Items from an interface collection
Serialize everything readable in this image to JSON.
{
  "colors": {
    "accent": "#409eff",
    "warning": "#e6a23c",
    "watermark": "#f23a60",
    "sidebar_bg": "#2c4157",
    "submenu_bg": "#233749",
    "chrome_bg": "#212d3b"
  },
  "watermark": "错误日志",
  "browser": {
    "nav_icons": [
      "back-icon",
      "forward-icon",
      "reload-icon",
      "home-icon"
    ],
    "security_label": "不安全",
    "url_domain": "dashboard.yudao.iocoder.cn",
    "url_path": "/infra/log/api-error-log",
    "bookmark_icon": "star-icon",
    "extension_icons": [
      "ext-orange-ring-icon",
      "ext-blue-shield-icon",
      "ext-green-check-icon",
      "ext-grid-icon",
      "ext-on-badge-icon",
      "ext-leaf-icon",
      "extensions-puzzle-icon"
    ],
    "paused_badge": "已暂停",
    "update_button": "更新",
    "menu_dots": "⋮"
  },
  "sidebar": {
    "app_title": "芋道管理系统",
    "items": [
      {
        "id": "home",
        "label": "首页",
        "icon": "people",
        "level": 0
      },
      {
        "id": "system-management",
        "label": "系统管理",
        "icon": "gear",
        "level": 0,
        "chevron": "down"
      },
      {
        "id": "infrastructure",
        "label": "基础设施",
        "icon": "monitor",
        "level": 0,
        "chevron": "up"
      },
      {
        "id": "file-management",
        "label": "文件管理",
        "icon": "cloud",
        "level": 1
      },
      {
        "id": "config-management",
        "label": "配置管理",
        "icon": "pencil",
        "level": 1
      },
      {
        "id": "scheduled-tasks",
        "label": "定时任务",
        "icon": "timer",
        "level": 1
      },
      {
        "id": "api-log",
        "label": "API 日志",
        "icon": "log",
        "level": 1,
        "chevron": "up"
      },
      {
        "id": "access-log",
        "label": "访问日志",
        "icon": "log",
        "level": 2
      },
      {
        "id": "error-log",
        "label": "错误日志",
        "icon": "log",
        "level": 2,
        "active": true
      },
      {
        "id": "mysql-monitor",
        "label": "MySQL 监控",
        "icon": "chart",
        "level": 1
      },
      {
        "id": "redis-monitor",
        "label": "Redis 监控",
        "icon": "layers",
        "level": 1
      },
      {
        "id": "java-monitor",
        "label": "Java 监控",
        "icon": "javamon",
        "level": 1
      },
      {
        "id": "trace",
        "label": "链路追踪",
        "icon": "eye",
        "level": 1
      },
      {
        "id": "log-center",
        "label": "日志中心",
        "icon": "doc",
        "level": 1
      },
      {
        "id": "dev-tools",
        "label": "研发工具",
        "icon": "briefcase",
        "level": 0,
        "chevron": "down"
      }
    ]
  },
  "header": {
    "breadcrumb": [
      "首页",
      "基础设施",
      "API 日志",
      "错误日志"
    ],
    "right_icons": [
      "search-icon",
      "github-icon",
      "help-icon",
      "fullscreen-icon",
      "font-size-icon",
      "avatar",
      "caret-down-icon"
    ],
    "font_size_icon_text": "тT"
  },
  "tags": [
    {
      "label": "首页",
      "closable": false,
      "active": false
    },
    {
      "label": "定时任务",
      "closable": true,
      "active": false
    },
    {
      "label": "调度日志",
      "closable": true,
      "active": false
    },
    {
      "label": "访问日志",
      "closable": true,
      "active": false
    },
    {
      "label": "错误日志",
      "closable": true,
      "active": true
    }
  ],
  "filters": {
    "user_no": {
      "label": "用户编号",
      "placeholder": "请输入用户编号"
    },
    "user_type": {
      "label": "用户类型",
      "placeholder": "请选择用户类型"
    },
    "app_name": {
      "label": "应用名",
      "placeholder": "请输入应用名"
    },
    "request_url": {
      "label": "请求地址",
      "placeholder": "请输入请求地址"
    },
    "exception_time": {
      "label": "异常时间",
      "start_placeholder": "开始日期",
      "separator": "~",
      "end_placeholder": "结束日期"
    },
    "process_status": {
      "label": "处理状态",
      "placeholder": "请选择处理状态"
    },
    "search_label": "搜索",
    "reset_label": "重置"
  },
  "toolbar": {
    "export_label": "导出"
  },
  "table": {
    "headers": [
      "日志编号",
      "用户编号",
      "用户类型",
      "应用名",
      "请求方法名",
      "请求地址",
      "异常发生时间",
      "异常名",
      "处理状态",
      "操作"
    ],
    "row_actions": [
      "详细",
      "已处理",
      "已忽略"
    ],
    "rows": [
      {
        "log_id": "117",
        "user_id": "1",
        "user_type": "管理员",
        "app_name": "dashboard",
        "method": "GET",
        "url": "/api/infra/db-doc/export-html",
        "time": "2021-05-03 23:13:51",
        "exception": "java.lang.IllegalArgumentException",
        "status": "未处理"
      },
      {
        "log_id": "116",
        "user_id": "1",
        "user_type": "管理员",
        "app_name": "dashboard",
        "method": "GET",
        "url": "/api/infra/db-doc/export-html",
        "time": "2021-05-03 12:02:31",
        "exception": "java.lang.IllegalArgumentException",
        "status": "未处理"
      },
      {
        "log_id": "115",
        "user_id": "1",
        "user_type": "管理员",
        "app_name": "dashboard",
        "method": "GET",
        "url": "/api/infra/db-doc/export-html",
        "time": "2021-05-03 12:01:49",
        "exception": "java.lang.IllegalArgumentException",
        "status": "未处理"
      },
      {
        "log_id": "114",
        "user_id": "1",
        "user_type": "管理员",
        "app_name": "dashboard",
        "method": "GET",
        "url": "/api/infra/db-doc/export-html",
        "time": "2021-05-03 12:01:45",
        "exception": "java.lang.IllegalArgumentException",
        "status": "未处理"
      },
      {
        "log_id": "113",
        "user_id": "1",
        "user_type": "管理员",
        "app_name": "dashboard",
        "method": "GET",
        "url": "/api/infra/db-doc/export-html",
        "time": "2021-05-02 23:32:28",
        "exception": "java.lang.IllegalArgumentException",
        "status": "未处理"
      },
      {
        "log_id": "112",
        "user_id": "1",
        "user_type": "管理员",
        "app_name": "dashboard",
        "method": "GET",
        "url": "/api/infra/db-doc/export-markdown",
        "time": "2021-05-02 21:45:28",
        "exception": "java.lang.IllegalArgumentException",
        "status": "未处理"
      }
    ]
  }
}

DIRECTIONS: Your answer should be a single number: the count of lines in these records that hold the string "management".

SOLUTION TO THIS TASK: 3